- **TASK BRIEF**: Your task is to write out all of the records once more, exactly.

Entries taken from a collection
● ● ●

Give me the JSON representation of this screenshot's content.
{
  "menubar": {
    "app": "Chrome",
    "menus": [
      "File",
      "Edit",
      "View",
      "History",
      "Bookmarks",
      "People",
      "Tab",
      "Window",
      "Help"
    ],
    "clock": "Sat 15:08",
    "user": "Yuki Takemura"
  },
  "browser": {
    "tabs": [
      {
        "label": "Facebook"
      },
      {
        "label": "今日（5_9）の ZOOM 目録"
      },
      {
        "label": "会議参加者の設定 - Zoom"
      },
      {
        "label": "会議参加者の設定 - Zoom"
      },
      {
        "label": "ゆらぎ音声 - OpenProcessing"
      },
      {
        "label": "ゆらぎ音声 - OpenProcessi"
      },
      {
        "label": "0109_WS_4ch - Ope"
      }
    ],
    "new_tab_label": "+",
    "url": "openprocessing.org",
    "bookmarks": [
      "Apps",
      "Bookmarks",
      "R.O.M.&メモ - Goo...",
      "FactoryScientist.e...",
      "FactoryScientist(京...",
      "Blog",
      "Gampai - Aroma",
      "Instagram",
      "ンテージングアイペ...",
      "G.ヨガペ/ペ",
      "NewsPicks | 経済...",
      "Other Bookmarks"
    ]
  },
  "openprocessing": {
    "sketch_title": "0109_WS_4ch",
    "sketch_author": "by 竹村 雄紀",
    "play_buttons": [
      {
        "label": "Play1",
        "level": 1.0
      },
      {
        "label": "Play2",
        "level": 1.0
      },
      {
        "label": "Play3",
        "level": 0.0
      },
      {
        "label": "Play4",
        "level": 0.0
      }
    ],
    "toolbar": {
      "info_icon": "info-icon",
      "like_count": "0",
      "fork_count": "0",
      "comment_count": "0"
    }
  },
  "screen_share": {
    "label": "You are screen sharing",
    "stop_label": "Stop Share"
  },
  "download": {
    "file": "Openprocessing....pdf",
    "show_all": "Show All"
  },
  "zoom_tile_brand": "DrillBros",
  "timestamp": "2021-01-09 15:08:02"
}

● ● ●

- **EXERCISE ANSWER**:
Give me the JSON representation of this screenshot's content.
{
  "menubar": {
    "app": "Chrome",
    "menus": [
      "File",
      "Edit",
      "View",
      "History",
      "Bookmarks",
      "People",
      "Tab",
      "Window",
      "Help"
    ],
    "clock": "Sat 15:08",
    "user": "Yuki Takemura"
  },
  "browser": {
    "tabs": [
      {
        "label": "Facebook"
      },
      {
        "label": "今日（5_9）の ZOOM 目録"
      },
      {
        "label": "会議参加者の設定 - Zoom"
      },
      {
        "label": "会議参加者の設定 - Zoom"
      },
      {
        "label": "ゆらぎ音声 - OpenProcessing"
      },
      {
        "label": "ゆらぎ音声 - OpenProcessi"
      },
      {
        "label": "0109_WS_4ch - Ope"
      }
    ],
    "new_tab_label": "+",
    "url": "openprocessing.org",
    "bookmarks": [
      "Apps",
      "Bookmarks",
      "R.O.M.&メモ - Goo...",
      "FactoryScientist.e...",
      "FactoryScientist(京...",
      "Blog",
      "Gampai - Aroma",
      "Instagram",
      "ンテージングアイペ...",
      "G.ヨガペ/ペ",
      "NewsPicks | 経済...",
      "Other Bookmarks"
    ]
  },
  "openprocessing": {
    "sketch_title": "0109_WS_4ch",
    "sketch_author": "by 竹村 雄紀",
    "play_buttons": [
      {
        "label": "Play1",
        "level": 1.0
      },
      {
        "label": "Play2",
        "level": 1.0
      },
      {
        "label": "Play3",
        "level": 0.0
      },
      {
        "label": "Play4",
        "level": 0.0
      }
    ],
    "toolbar": {
      "info_icon": "info-icon",
      "like_count": "0",
      "fork_count": "0",
      "comment_count": "0"
    }
  },
  "screen_share": {
    "label": "You are screen sharing",
    "stop_label": "Stop Share"
  },
  "download": {
    "file": "Openprocessing....pdf",
    "show_all": "Show All"
  },
  "zoom_tile_brand": "DrillBros",
  "timestamp": "2021-01-09 15:08:02"
}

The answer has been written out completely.